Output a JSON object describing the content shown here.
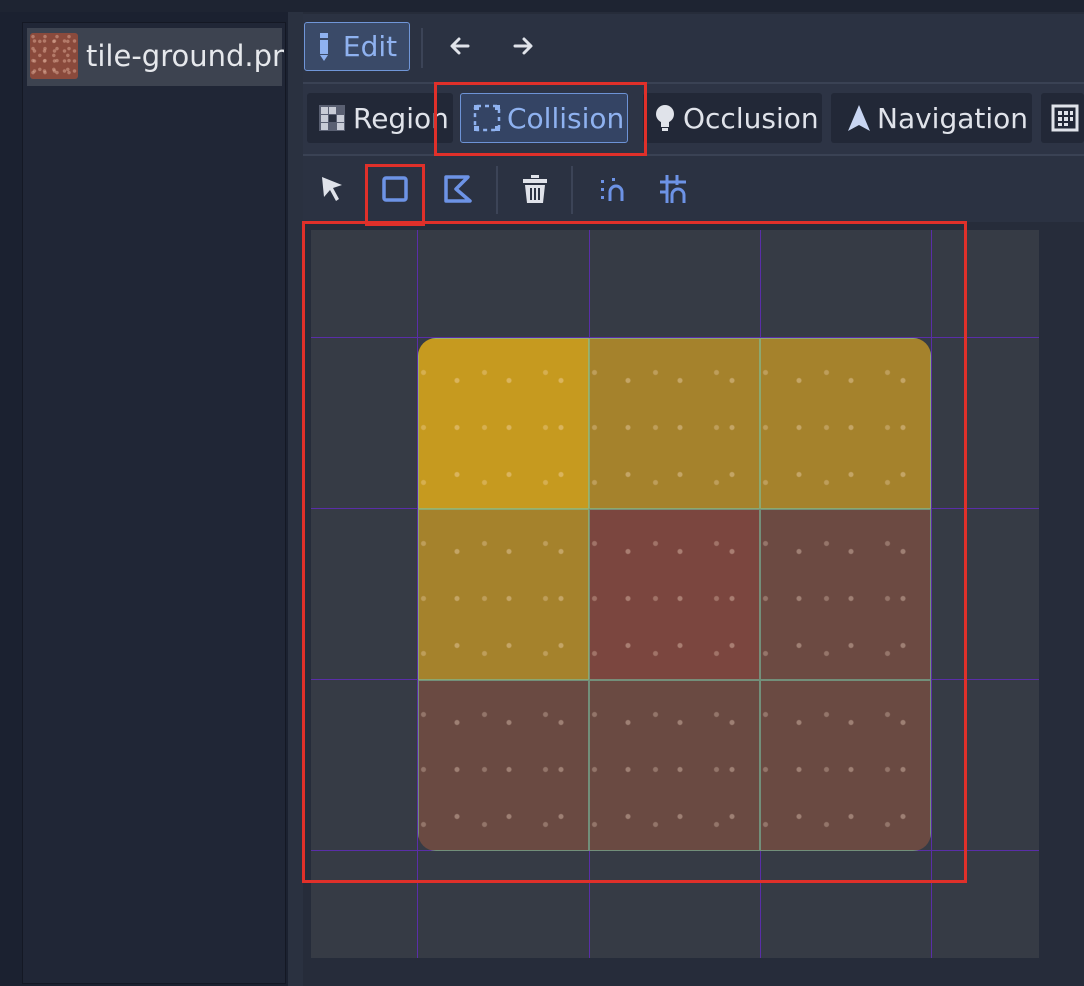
{
  "file_list": {
    "items": [
      {
        "name": "tile-ground.png",
        "selected": true
      }
    ]
  },
  "toolbar": {
    "edit_label": "Edit"
  },
  "tabs": [
    {
      "label": "Region",
      "active": false
    },
    {
      "label": "Collision",
      "active": true
    },
    {
      "label": "Occlusion",
      "active": false
    },
    {
      "label": "Navigation",
      "active": false
    }
  ],
  "tools": [
    "select-tool",
    "rectangle-tool",
    "polygon-tool",
    "delete-tool",
    "snap-tool",
    "grid-snap-tool"
  ],
  "tileset": {
    "grid": {
      "columns": 3,
      "rows": 3
    },
    "cells": [
      {
        "row": 0,
        "col": 0,
        "fill": "#c69a1f"
      },
      {
        "row": 0,
        "col": 1,
        "fill": "#a5822c"
      },
      {
        "row": 0,
        "col": 2,
        "fill": "#a5822c"
      },
      {
        "row": 1,
        "col": 0,
        "fill": "#a5822c"
      },
      {
        "row": 1,
        "col": 1,
        "fill": "#7b463f"
      },
      {
        "row": 1,
        "col": 2,
        "fill": "#6c4a42"
      },
      {
        "row": 2,
        "col": 0,
        "fill": "#6a4a42"
      },
      {
        "row": 2,
        "col": 1,
        "fill": "#6a4a42"
      },
      {
        "row": 2,
        "col": 2,
        "fill": "#6a4a42"
      }
    ]
  },
  "colors": {
    "accent": "#6d93d6",
    "highlight": "#e0302a",
    "grid": "#5a2ea8"
  }
}
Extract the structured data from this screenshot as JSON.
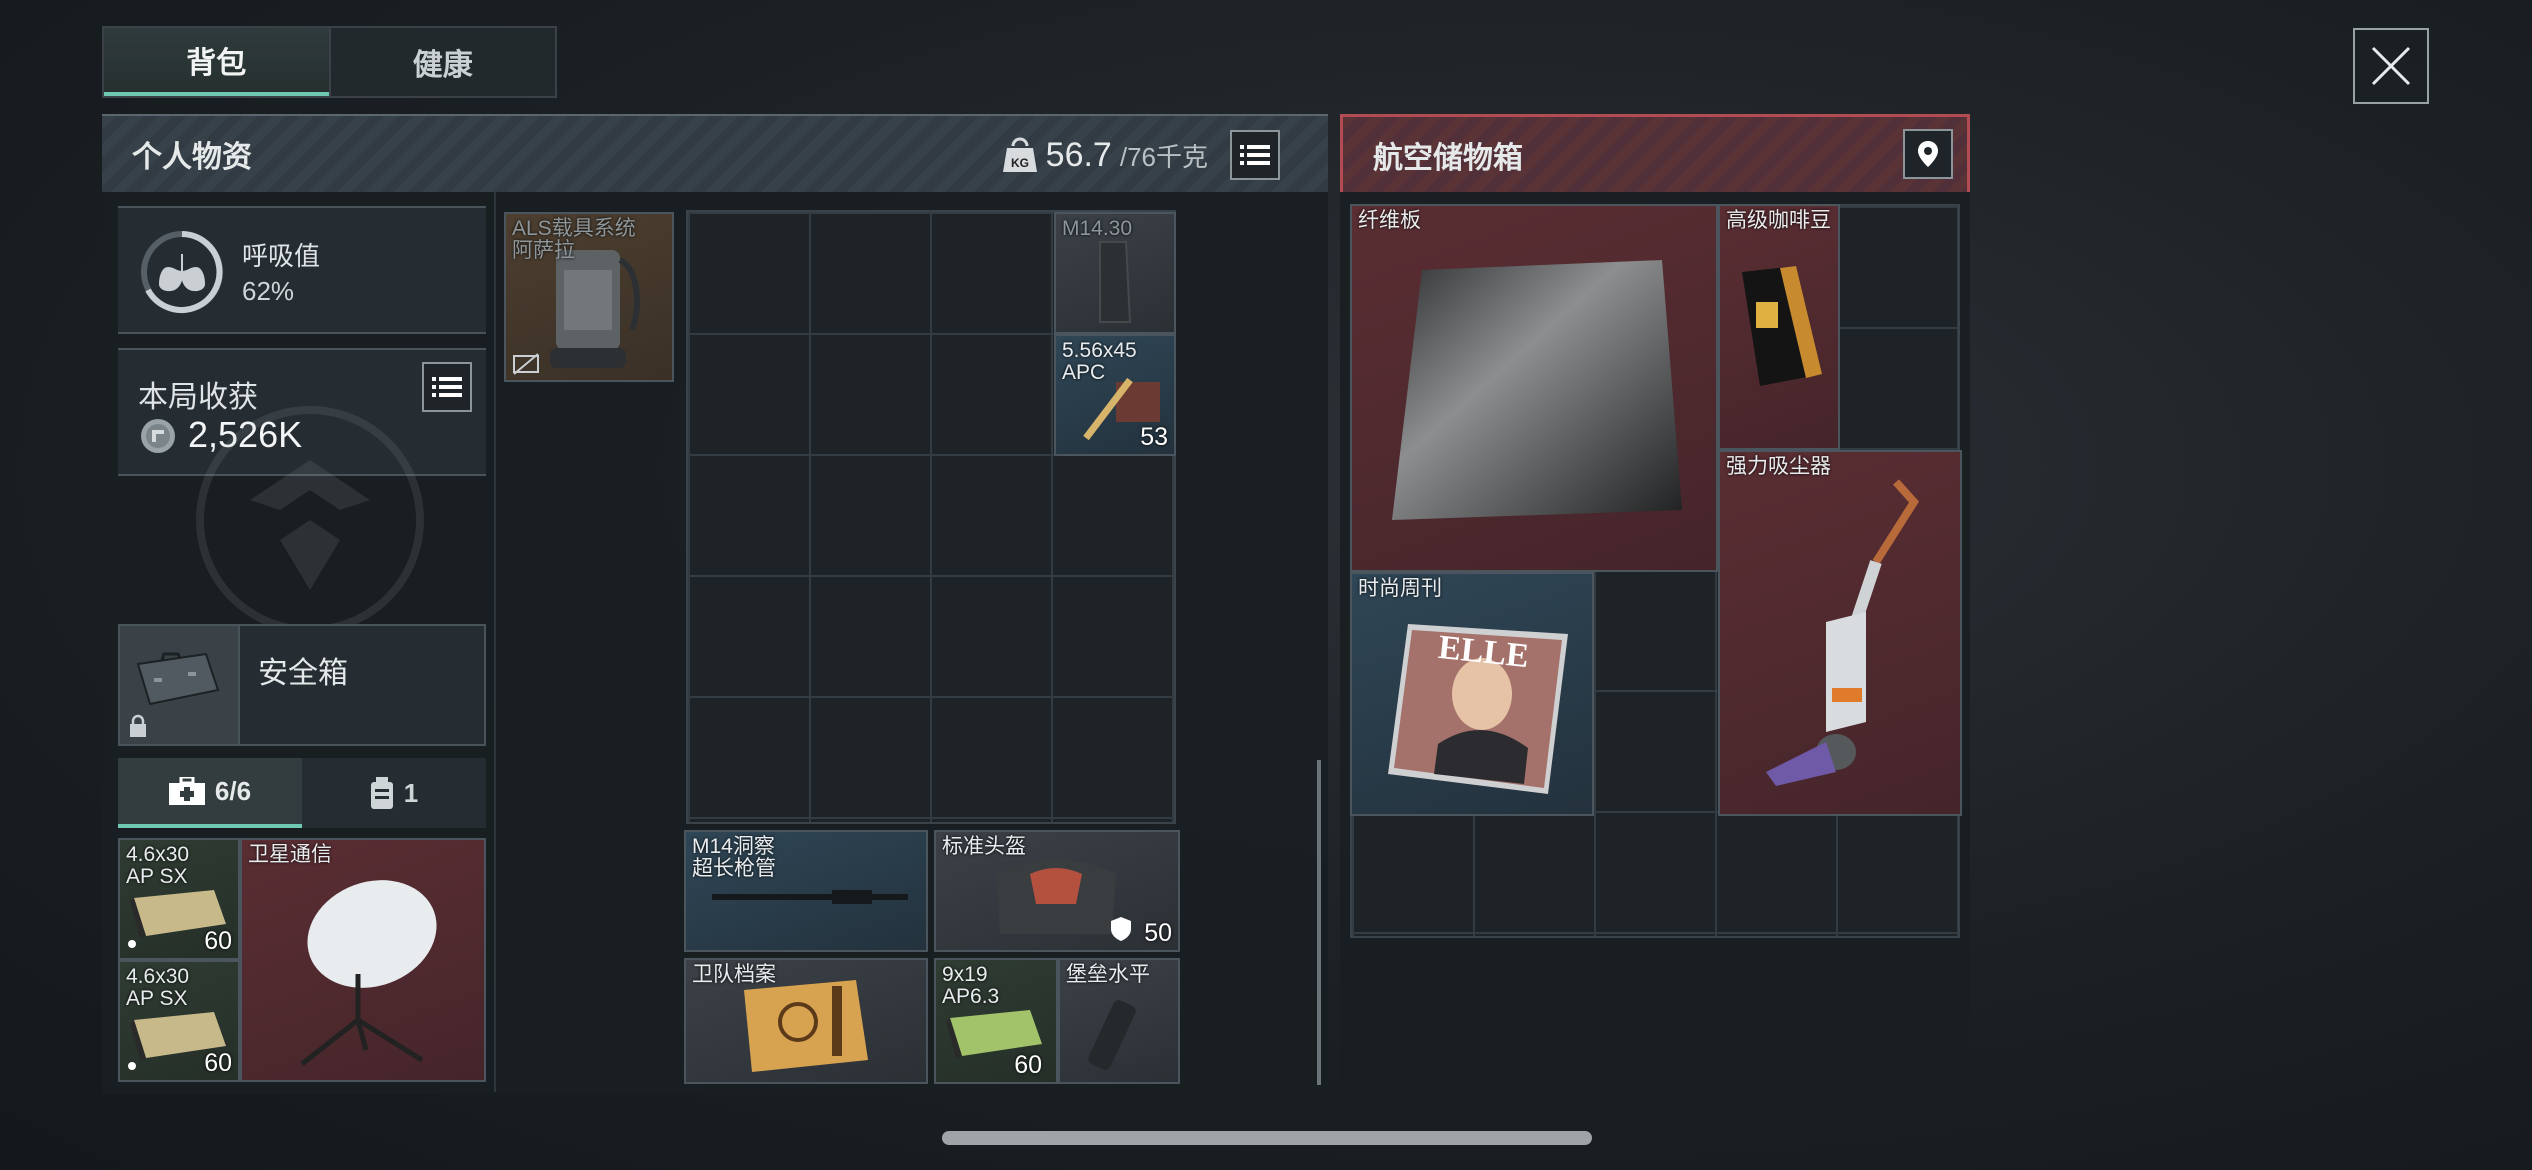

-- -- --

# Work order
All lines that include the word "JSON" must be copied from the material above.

# Response
Output a JSON object describing the content shown here.
Extract the structured data from this screenshot as JSON.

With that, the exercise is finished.